Chapter 7: The Essence Is at Ease
Now here both kinds of people have gathered. When the Western mind comes to me he always asks how to relate with people - that is his basic question - how to be more loving, caring, how to grow deeper into relationship. No Indian, no Easterner, ever asks this. That is not his question at all. His question is how to get out of relationship, how to forget all this misery - birth and death, and reincarnation, and the whole wheel - how to stop it, how to jump out of it. You can watch it, it is very apparent. The Western mind is clear-cut, logical, rational, mathematical, alert. The Eastern mind is dreaming and, according to Western standards, lousy, sloppy, messy - because in a dream you cannot be very clear-cut, otherwise the dream will disappear. To the Eastern mind the Western mind is worldly, calculating, cunning, clever.
The third kind has happened both in the East, and the West - very rarely. In the West monasteries have existed, and people have renounced the world and moved - in the East too. One who becomes interested in dreamless sleep.. And it is greatly satisfying, no doubt about it, there is great pleasure in it, it is very tranquil, undisturbed, but it is a kind of death, not life. And there is fear that it can be disturbed - any small thing can disturb it - a small thought can move, and all is lost. A small dream is enough to destroy it.
Zen people have worked for the fourth. The fourth means: live in the world like a lotus leaf in water, be awake and yet remain centered. Do all that is needed to be done, be in the cyclone but remain the center of it, unaffected by it. Naturally, the Zen man creates the most alive, living, streaming, pulsating life. The Zen man creates action through inaction, or inaction through action. Polarities meet and merge, and wherever polarities meet and merge there is godliness.
The fourth is the primal state, the very basic and fundamental state out of which these three have arisen. These three are branches, the fourth is the root.
The sutras of today you will be able to understand only if you understand this approach, the approach through the fourth, through totality. One has not to escape; one has to go into the deepest world but is not to be lost there. One has to remain conscious, one has to remain alert, and one has to go deep into the world.

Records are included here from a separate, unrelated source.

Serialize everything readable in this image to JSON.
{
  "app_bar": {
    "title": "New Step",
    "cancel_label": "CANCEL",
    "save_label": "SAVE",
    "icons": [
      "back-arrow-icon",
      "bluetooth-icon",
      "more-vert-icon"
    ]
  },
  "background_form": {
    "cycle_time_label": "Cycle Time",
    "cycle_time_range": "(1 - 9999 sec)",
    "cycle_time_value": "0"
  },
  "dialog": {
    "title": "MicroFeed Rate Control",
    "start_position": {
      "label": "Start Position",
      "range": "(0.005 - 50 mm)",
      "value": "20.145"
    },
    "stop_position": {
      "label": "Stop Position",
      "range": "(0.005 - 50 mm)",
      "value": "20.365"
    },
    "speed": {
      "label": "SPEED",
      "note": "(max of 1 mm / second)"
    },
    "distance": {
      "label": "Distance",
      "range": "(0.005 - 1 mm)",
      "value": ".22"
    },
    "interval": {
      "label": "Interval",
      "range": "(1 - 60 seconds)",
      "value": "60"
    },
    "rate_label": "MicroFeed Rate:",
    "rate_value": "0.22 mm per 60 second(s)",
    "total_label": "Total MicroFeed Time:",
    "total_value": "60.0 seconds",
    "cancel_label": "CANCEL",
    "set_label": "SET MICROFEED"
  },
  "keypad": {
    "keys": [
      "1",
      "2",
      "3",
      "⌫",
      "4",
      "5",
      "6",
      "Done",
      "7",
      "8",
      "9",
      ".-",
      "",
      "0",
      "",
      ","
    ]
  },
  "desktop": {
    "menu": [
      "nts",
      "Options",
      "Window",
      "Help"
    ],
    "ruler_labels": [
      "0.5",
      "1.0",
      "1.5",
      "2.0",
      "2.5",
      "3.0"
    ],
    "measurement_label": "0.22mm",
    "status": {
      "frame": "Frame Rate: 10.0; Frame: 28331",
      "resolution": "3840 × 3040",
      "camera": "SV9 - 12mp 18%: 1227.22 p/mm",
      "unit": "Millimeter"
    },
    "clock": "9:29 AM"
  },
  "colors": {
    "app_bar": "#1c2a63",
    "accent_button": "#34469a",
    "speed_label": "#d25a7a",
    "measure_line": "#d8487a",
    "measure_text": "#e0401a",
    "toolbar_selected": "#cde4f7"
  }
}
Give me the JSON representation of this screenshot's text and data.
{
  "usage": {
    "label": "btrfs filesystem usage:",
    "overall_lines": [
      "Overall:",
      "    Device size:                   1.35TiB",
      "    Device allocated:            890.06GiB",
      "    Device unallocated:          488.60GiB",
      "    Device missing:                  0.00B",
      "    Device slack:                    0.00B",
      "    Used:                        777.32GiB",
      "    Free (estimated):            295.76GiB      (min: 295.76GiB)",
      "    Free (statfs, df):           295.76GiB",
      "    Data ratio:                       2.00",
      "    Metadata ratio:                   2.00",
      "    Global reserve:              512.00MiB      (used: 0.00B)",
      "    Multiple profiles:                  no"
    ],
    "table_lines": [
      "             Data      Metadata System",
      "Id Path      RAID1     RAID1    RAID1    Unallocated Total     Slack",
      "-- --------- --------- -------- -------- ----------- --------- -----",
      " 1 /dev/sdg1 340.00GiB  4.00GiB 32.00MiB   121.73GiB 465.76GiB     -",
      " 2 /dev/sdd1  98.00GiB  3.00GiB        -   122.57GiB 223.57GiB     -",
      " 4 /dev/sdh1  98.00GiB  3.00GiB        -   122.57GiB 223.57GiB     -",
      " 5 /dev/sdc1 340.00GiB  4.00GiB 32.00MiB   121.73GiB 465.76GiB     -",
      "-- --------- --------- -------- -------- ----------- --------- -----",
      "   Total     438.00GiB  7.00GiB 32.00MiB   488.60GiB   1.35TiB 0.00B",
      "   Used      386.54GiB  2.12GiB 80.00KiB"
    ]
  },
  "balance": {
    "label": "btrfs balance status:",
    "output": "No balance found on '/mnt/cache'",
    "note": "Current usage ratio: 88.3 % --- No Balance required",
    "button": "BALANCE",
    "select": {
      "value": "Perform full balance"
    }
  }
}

The meeting of the extremes will bring you the richest crop of life.
Vivekananda once told his master Ramakrishna, that his highest spiritual aspiration was to remain immersed for days on end in nirvikalpa samadhi, the disappearance of all forms into absolute Godhead. He sincerely longed for what he then considered to be the ultimate spiritual experience. But Ramakrishna, who had once spent six months in unbroken nirvikalpa, his body kept alive only by force-feeding, replied, “You are a fool. There is a realization higher than nirvikalpa samadhi.” Vivekananda was at that time dedicated to what we have called the third dimension of contemplation, and Ramakrishna was attempting to turn him toward the fourth dimension, or turiya.